- MATERIAL PROVIDED
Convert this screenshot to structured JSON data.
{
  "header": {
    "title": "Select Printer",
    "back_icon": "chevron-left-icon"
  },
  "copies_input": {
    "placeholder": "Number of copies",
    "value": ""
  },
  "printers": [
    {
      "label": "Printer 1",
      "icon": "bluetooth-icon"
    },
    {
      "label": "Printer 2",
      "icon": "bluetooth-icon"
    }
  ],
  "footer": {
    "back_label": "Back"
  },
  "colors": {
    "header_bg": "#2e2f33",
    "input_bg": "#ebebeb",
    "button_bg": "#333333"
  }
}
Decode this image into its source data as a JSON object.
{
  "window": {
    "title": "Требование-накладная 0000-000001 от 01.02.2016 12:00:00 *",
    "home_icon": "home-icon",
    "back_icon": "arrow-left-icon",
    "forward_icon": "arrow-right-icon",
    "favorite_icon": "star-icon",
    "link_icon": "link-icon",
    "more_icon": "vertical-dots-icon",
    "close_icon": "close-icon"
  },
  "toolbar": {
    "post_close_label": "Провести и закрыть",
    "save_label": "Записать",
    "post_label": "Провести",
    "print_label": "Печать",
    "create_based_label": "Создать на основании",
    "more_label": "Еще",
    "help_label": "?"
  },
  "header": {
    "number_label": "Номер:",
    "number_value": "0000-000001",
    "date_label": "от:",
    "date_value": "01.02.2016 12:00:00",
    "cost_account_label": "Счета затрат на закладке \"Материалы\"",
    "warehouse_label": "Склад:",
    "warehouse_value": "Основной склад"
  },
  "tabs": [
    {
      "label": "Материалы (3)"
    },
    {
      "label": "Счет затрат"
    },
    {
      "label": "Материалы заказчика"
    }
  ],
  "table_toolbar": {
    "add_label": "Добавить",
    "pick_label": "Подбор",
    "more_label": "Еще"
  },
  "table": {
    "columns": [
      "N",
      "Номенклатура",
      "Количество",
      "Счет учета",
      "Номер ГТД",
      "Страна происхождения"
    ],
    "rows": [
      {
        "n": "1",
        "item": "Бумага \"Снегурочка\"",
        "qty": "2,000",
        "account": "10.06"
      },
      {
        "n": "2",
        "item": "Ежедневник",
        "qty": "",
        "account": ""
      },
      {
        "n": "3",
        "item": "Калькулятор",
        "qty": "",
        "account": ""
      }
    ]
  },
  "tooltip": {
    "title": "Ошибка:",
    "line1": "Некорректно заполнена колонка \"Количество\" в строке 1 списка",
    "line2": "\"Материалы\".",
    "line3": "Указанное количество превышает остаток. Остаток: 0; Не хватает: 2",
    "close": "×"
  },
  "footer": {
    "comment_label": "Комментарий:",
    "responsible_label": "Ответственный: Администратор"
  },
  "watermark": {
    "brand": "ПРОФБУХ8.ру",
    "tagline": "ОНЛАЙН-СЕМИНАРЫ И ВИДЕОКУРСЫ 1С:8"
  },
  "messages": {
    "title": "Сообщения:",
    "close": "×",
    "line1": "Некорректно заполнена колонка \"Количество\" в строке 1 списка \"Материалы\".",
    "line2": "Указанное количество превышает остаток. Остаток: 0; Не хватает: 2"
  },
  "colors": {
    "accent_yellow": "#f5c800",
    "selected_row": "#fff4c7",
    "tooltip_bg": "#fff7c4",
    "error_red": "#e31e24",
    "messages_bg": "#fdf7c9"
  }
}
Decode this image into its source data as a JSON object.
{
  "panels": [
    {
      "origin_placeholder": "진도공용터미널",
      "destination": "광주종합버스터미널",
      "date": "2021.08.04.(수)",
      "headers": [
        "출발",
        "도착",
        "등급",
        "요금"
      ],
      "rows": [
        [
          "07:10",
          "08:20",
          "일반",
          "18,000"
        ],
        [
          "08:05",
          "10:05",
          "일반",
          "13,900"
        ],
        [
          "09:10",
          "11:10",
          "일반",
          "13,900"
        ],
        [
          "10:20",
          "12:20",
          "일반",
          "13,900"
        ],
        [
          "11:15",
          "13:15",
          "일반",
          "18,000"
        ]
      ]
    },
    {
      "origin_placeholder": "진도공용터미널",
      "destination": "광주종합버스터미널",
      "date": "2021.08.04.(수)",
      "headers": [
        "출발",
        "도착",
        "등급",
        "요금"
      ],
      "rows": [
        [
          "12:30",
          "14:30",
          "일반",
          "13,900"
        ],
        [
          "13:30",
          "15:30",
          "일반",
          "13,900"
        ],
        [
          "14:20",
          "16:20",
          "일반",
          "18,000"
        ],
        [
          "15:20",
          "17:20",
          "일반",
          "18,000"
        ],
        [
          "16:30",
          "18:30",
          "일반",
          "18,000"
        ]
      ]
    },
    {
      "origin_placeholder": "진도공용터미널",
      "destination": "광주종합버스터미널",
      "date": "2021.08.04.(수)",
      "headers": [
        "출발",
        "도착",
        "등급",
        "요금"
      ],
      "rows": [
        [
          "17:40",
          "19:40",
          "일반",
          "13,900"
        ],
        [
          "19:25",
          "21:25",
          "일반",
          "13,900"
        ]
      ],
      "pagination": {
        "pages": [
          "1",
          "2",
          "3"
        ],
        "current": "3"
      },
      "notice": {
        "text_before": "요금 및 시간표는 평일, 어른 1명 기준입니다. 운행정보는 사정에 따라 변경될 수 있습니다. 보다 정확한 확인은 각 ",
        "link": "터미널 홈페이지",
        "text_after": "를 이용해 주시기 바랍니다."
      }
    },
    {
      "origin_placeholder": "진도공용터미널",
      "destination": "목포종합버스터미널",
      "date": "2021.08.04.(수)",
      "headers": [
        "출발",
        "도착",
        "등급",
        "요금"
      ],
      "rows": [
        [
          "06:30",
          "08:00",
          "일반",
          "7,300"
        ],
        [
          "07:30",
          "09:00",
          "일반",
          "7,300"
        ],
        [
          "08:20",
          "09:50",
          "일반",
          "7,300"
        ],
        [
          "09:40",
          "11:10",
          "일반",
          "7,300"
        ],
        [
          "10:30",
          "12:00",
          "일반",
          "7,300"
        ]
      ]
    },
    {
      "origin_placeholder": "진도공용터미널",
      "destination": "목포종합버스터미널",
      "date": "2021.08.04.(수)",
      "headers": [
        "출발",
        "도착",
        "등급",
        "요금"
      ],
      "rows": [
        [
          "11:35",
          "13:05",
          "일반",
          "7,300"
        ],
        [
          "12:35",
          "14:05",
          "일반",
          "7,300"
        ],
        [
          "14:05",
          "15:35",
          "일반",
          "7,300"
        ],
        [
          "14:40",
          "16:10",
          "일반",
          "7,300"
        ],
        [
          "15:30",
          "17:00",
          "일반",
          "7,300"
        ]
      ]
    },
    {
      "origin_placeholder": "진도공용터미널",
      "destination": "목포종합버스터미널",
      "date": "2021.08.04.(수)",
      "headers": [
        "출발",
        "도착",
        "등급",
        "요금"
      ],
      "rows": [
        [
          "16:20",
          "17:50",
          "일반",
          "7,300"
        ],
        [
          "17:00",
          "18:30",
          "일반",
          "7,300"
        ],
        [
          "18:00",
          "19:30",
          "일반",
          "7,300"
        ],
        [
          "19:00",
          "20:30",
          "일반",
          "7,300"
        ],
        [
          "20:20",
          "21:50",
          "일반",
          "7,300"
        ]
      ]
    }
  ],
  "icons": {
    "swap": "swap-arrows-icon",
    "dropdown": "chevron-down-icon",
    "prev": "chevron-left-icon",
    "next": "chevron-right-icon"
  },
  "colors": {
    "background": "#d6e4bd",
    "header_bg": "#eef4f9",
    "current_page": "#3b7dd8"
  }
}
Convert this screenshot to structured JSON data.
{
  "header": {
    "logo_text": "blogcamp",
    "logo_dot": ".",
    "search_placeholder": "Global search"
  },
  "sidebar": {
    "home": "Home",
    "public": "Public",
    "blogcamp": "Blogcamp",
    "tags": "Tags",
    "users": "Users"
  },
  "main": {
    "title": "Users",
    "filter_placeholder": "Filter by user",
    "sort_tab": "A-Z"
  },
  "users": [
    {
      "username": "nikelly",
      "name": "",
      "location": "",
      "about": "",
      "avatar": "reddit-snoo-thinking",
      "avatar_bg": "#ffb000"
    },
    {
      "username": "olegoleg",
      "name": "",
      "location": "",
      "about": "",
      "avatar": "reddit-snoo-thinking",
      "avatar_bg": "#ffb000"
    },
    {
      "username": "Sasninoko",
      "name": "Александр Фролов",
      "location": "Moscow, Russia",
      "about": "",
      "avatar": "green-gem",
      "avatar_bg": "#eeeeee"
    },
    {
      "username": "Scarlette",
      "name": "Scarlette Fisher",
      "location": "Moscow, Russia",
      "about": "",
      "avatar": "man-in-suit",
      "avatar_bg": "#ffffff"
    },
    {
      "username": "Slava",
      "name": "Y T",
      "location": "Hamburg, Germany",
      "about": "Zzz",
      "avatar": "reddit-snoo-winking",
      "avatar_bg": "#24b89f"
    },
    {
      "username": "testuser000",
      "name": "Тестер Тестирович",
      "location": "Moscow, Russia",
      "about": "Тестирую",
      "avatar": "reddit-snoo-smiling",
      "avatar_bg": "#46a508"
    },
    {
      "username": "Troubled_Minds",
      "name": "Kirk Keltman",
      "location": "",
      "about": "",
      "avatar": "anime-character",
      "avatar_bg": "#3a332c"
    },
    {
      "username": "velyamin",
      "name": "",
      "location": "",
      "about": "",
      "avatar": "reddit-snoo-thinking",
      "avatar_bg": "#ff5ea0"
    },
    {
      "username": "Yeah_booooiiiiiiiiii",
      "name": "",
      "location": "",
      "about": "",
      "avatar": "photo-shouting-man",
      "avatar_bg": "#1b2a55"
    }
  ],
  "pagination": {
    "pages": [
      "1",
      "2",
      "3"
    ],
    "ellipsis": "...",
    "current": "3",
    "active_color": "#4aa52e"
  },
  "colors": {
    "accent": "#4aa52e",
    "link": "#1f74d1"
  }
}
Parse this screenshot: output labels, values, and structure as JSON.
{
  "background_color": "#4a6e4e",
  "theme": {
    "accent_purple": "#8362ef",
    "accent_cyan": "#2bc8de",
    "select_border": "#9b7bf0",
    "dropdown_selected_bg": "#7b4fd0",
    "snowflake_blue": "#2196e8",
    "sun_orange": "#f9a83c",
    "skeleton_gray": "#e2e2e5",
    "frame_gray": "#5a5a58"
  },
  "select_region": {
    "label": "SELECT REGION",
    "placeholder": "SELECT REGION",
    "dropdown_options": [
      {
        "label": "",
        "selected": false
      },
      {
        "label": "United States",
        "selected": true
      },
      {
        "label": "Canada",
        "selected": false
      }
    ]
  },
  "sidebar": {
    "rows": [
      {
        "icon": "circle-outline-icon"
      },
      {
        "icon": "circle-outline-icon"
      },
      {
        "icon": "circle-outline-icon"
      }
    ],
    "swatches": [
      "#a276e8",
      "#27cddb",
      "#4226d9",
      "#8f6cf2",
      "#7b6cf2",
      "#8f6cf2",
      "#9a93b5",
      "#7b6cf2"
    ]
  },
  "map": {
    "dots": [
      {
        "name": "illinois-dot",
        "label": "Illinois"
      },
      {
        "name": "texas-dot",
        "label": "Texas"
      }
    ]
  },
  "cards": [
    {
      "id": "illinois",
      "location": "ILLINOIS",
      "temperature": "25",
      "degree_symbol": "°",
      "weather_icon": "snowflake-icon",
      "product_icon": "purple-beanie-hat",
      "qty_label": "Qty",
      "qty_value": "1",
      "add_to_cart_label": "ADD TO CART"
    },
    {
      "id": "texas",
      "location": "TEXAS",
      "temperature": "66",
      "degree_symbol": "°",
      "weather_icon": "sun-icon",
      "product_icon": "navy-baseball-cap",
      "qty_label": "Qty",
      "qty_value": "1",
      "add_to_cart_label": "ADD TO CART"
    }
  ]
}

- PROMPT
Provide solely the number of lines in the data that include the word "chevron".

- ANSWER TO THE EXERCISE
4